He points to a recent study by JPMorgan Private Bank highlighting the shift of wealth into the hands of millennials over the coming decade, and how sustainability is an investment priority for them. “The next generation is disproportionately looking to align with positive social environmental outcomes. That’s a significant shift from 10-15 years ago.”
Helena Hong, a recent graduate of the UCLA Anderson School of Management, is typical of the trend Mr McKinley describes. She participated in one of five teams helping run the Anderson Venture Impact Partners fund, established in 2017 with $500,000 donated by an alumnus.
She previously worked in what she describes as “conventional for-profit investing” for a foundation’s endowment but decided to take an MBA and refocus on impact investing, with a particular interest in climate change. “There are incredible ways to leverage finance and support issues that need the capital,” she says. “It seems fitting to use my background for something more socially oriented.”
Ms Kasanoff says one of the greatest debates students at Tuck had was around the definition of impact they were seeking. “That’s one of the most challenging conversations. It can mean different things across different asset classes.”

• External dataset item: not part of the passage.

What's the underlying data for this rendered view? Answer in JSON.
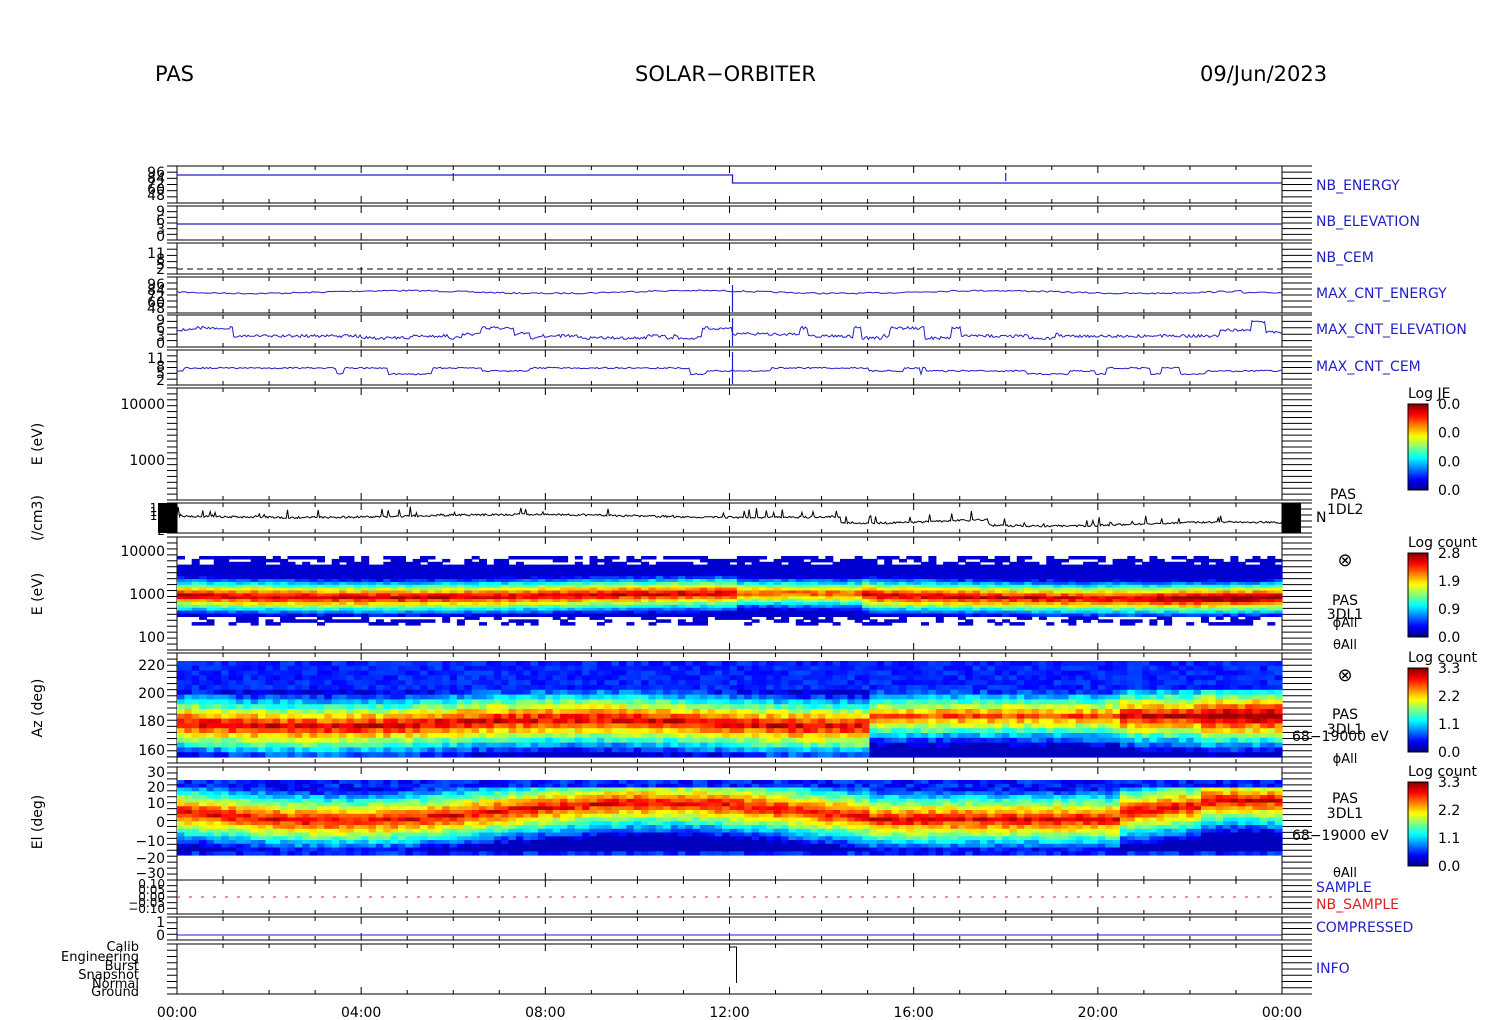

Matthew Baer, freshly graduated from Tuck and who worked with other students from other universities’ student impact funds, says one concern he often observed was how to handle the fiduciary responsibilities of the fund. “We were lucky, we had administrative support and the ability to navigate the structures for investment,” he says.
It is too soon to tell whether MBA students will prove to be astute investors — these funds are new and some not even fully invested. But many like Ms Hong, who now carries out impact investing for a family foundation, say they have benefited from the experience. “It is just as important for student investors to learn when to say ‘no’ to an investment opportunity even when it’s compelling. A lot of times, even in a professional setting, you do all the diligence but you have to take a hard look and if you have some concerns or hesitations, you can always wait,” she says.
There also appears to be plenty of interest from companies, which gain not only funding but also insights from MBA students on specific projects and the chance to meet potential future recruits.
At CollegeBacker, Mr Lee says: “Having the university affiliation is always good given our product. It provides us with an opportunity to recruit on campus and we may use universities as a distribution channel.”
This article was originally published on Financial Times.